» AIM OF THE TASK
Copy the listing below exactly, but skip the pictures.

» MATERIAL SUPPLIED
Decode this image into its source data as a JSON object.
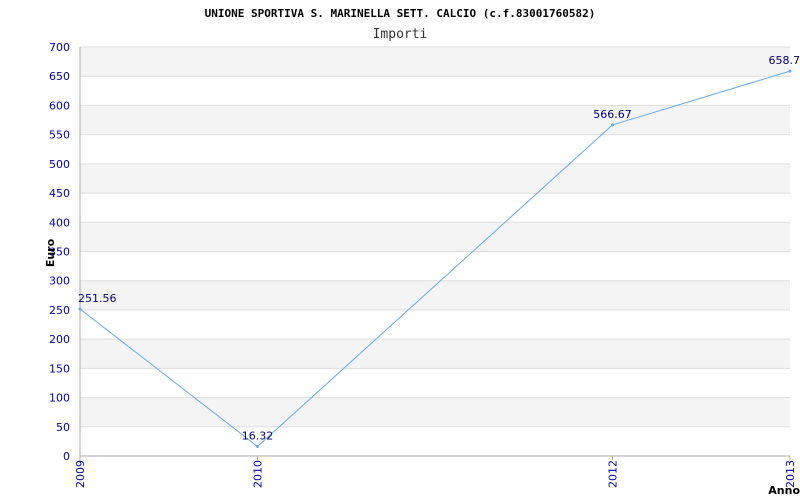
{
  "chart_data": {
    "type": "line",
    "title": "UNIONE SPORTIVA S. MARINELLA SETT. CALCIO (c.f.83001760582)",
    "subtitle": "Importi",
    "xlabel": "Anno",
    "ylabel": "Euro",
    "ylim": [
      0,
      700
    ],
    "yticks": [
      0,
      50,
      100,
      150,
      200,
      250,
      300,
      350,
      400,
      450,
      500,
      550,
      600,
      650,
      700
    ],
    "x": [
      2009,
      2010,
      2012,
      2013
    ],
    "xtick_labels": [
      "2009",
      "2010",
      "2012",
      "2013"
    ],
    "series": [
      {
        "values": [
          251.56,
          16.32,
          566.67,
          658.7
        ],
        "labels": [
          "251.56",
          "16.32",
          "566.67",
          "658.7"
        ],
        "color": "#66aaee"
      }
    ],
    "grid": true,
    "band_colors": [
      "#f4f4f4",
      "#ffffff"
    ]
  }
}
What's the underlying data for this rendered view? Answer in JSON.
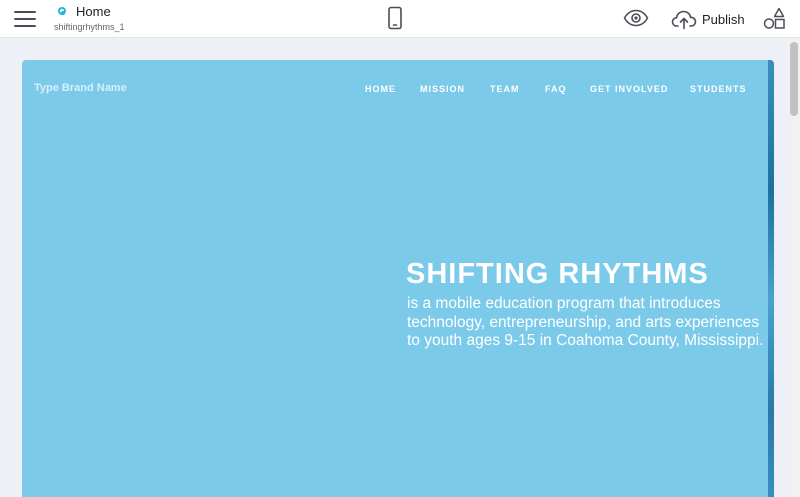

» RESPONSE BELOW
Decode this image into its source data as a JSON object.
{
  "chart_data": {
    "type": "line",
    "title": "UNIONE SPORTIVA S. MARINELLA SETT. CALCIO (c.f.83001760582)",
    "subtitle": "Importi",
    "xlabel": "Anno",
    "ylabel": "Euro",
    "ylim": [
      0,
      700
    ],
    "yticks": [
      0,
      50,
      100,
      150,
      200,
      250,
      300,
      350,
      400,
      450,
      500,
      550,
      600,
      650,
      700
    ],
    "x": [
      2009,
      2010,
      2012,
      2013
    ],
    "xtick_labels": [
      "2009",
      "2010",
      "2012",
      "2013"
    ],
    "series": [
      {
        "values": [
          251.56,
          16.32,
          566.67,
          658.7
        ],
        "labels": [
          "251.56",
          "16.32",
          "566.67",
          "658.7"
        ],
        "color": "#66aaee"
      }
    ],
    "grid": true,
    "band_colors": [
      "#f4f4f4",
      "#ffffff"
    ]
  }
}
What's the underlying data for this rendered view? Answer in JSON.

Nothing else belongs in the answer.